It proved to be a set-up, alright – but not the type I’d imagined.
My enthusiasm began to wane when, co-incidentally, both girls are sent to the same private school in the Lake District of England (where else do Neapolitan girls go to school?). Over the next 150 pages they become best friends, Rosetta terrorizes the school bullies, one of their gang is raped by a teacher and Rosetta sets up the teacher’s murder in Hong Kong (as sixteen-year -old girls do!).
The plot (?) then abruptly shifts to a just-married Rosetta – married to the son of a millionaire, of course. To make a long (and tedious) story short: her husband is gunned down, Rosetta murders his killer, goes to prison, uses her Camorra connections to run the place and get released, establishes herself as a Madrina (god-mother), inherits her dead husband’s millions, sets up an internationally successful fashion-designer business and avenges her father’s murder. Meanwhile, Teresa is working in dusty, dingy law offices and has no life beyond her work.
Credibility score – zero. But the coherence factor was the most disconcerting. Suffice it to say that the narrative was about as coherent as you would get from randomly changing TV channel at half-hour intervals.
What became obvious very early on was that this book wasn’t written for the ordinary thriller reader. No, this book was written for a unique type of reader – the reader who can produce a film or TV series contract from his/her back pocket. But what film could that be? St Trinians meets the Godfather? The Devil meets Prada in Prisoner Cell Block H?
Writing without regard for the general reader is one thing. But to treat the reader as a chump is another. The sucker-punch came at the very end. Having persevered out of a sense of bemused curiosity – how will all these half-developed plots come together?
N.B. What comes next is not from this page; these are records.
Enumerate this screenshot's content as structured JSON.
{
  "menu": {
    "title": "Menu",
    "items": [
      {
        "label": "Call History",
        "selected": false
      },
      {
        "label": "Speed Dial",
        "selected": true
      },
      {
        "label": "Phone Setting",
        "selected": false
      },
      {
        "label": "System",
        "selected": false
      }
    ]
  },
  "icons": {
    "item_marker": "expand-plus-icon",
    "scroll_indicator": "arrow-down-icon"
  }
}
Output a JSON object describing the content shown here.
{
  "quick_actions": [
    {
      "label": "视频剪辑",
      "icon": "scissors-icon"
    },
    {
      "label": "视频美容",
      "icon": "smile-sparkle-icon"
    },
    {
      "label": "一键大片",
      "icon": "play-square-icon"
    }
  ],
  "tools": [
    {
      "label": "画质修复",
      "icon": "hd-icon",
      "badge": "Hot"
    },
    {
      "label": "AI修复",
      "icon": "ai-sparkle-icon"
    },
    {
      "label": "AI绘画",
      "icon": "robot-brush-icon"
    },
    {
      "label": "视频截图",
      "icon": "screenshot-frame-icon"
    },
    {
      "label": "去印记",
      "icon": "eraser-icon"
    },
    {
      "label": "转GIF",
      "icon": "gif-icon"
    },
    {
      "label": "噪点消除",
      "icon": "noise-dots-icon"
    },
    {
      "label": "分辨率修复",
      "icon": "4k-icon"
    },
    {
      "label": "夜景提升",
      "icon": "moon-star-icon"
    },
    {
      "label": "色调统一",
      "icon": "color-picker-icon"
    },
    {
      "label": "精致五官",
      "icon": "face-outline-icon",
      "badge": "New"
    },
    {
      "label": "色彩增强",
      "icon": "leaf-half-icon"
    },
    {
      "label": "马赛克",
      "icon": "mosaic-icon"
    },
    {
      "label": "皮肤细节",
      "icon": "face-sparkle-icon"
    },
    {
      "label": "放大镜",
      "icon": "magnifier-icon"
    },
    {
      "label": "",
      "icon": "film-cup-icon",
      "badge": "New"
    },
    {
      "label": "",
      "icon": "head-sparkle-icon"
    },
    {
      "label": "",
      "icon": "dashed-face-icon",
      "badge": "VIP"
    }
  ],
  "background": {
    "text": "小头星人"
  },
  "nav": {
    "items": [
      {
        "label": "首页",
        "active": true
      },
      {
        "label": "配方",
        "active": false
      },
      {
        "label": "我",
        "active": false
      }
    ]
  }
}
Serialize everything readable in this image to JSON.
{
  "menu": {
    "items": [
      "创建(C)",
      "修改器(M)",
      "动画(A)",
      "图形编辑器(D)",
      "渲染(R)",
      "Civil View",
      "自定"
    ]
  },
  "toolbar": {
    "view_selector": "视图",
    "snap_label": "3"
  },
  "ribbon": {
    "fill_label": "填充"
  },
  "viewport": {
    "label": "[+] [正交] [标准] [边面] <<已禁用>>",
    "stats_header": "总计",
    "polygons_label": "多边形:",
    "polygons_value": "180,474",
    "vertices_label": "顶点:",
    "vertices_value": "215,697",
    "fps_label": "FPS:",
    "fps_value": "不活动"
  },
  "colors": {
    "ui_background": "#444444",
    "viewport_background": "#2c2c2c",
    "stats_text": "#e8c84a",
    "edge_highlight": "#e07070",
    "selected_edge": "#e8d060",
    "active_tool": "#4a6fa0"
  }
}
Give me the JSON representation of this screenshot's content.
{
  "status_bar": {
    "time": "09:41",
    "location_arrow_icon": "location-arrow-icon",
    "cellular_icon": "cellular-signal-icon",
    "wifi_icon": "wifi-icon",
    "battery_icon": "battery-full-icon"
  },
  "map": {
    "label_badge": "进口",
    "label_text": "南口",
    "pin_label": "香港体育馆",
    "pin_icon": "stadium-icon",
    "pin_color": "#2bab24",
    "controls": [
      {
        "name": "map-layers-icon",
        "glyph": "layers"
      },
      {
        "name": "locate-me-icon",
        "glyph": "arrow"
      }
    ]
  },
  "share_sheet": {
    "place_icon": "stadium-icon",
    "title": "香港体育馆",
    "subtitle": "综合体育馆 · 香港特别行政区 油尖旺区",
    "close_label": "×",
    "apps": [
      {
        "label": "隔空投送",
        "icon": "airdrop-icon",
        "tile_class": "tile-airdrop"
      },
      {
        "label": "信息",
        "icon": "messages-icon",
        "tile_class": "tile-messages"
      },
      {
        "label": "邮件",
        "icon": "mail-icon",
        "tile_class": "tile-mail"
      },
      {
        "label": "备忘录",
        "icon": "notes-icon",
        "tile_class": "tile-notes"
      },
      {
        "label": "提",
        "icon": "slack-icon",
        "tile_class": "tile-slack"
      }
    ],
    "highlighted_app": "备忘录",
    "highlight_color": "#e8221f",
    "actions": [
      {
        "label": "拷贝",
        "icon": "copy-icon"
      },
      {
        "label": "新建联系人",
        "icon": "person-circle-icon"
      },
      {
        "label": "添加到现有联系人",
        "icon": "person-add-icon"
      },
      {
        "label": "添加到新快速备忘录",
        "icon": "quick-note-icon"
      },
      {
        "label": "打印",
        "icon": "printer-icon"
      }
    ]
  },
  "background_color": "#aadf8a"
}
How does it all finish up? I was hit between the eyes with “To be continued”!!!
This book is a set-up – a set-up for the sequel.
My verdict? Dorothy Parker’s widely reputed quip “This is not a book to lightly thrown aside. It should be thrown with great force” immediately comes to mind. Ideally thrown at the author – with such accuracy that it causes significant pain.
“Retribution” is the debut novel of Malcolm Hobbs, the chap who
has generated my ire and, guess what? the Percy Publishing site now indicates that his next book “Don’t Make An Enemy Of Me” is COMING SOON!!
Malcolm’s brief biog indicates that he has experience as a welfare officer and magazine editor and candidly acknowledges that his “own employment was a very far cry from the corruption and malice that I write about”. Well, sorry Malcolm. There is a reason why every source of advice to would-be authors emphasizes the “write about what you know” rule. It’s because that’s what works. The “what-I-imagine-will-make-me-loadsa-money” approach doesn’t.